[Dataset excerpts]
###

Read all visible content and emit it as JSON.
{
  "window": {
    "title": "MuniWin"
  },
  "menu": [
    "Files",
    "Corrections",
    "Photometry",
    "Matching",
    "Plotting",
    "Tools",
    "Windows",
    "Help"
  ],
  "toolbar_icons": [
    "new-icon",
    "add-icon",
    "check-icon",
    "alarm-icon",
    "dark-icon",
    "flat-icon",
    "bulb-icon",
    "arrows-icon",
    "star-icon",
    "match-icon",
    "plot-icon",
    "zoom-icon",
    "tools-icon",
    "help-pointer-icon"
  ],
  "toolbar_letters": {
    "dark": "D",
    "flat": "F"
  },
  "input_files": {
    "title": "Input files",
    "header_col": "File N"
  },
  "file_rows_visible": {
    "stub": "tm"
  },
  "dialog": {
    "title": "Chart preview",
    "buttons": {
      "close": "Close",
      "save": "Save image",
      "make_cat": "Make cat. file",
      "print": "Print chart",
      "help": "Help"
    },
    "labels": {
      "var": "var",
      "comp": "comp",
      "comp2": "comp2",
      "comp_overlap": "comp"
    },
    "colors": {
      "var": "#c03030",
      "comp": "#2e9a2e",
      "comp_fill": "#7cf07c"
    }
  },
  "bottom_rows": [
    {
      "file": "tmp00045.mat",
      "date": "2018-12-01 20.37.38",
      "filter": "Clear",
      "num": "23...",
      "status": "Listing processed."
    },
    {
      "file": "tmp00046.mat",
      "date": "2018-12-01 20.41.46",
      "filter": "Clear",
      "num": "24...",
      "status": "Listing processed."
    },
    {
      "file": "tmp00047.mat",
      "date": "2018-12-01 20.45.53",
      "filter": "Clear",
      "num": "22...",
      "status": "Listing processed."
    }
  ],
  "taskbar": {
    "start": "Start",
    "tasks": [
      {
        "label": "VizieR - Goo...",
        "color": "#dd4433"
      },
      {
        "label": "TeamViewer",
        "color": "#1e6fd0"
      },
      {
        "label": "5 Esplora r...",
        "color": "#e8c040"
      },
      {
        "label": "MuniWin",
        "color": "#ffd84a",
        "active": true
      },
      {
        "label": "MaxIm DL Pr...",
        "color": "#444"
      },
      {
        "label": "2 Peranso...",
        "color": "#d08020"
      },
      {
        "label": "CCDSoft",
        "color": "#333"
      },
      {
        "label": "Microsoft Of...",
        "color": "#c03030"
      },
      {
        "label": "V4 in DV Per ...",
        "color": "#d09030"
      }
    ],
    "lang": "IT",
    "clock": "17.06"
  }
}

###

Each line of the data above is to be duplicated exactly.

● **Output of the task**:
Read all visible content and emit it as JSON.
{
  "window": {
    "title": "MuniWin"
  },
  "menu": [
    "Files",
    "Corrections",
    "Photometry",
    "Matching",
    "Plotting",
    "Tools",
    "Windows",
    "Help"
  ],
  "toolbar_icons": [
    "new-icon",
    "add-icon",
    "check-icon",
    "alarm-icon",
    "dark-icon",
    "flat-icon",
    "bulb-icon",
    "arrows-icon",
    "star-icon",
    "match-icon",
    "plot-icon",
    "zoom-icon",
    "tools-icon",
    "help-pointer-icon"
  ],
  "toolbar_letters": {
    "dark": "D",
    "flat": "F"
  },
  "input_files": {
    "title": "Input files",
    "header_col": "File N"
  },
  "file_rows_visible": {
    "stub": "tm"
  },
  "dialog": {
    "title": "Chart preview",
    "buttons": {
      "close": "Close",
      "save": "Save image",
      "make_cat": "Make cat. file",
      "print": "Print chart",
      "help": "Help"
    },
    "labels": {
      "var": "var",
      "comp": "comp",
      "comp2": "comp2",
      "comp_overlap": "comp"
    },
    "colors": {
      "var": "#c03030",
      "comp": "#2e9a2e",
      "comp_fill": "#7cf07c"
    }
  },
  "bottom_rows": [
    {
      "file": "tmp00045.mat",
      "date": "2018-12-01 20.37.38",
      "filter": "Clear",
      "num": "23...",
      "status": "Listing processed."
    },
    {
      "file": "tmp00046.mat",
      "date": "2018-12-01 20.41.46",
      "filter": "Clear",
      "num": "24...",
      "status": "Listing processed."
    },
    {
      "file": "tmp00047.mat",
      "date": "2018-12-01 20.45.53",
      "filter": "Clear",
      "num": "22...",
      "status": "Listing processed."
    }
  ],
  "taskbar": {
    "start": "Start",
    "tasks": [
      {
        "label": "VizieR - Goo...",
        "color": "#dd4433"
      },
      {
        "label": "TeamViewer",
        "color": "#1e6fd0"
      },
      {
        "label": "5 Esplora r...",
        "color": "#e8c040"
      },
      {
        "label": "MuniWin",
        "color": "#ffd84a",
        "active": true
      },
      {
        "label": "MaxIm DL Pr...",
        "color": "#444"
      },
      {
        "label": "2 Peranso...",
        "color": "#d08020"
      },
      {
        "label": "CCDSoft",
        "color": "#333"
      },
      {
        "label": "Microsoft Of...",
        "color": "#c03030"
      },
      {
        "label": "V4 in DV Per ...",
        "color": "#d09030"
      }
    ],
    "lang": "IT",
    "clock": "17.06"
  }
}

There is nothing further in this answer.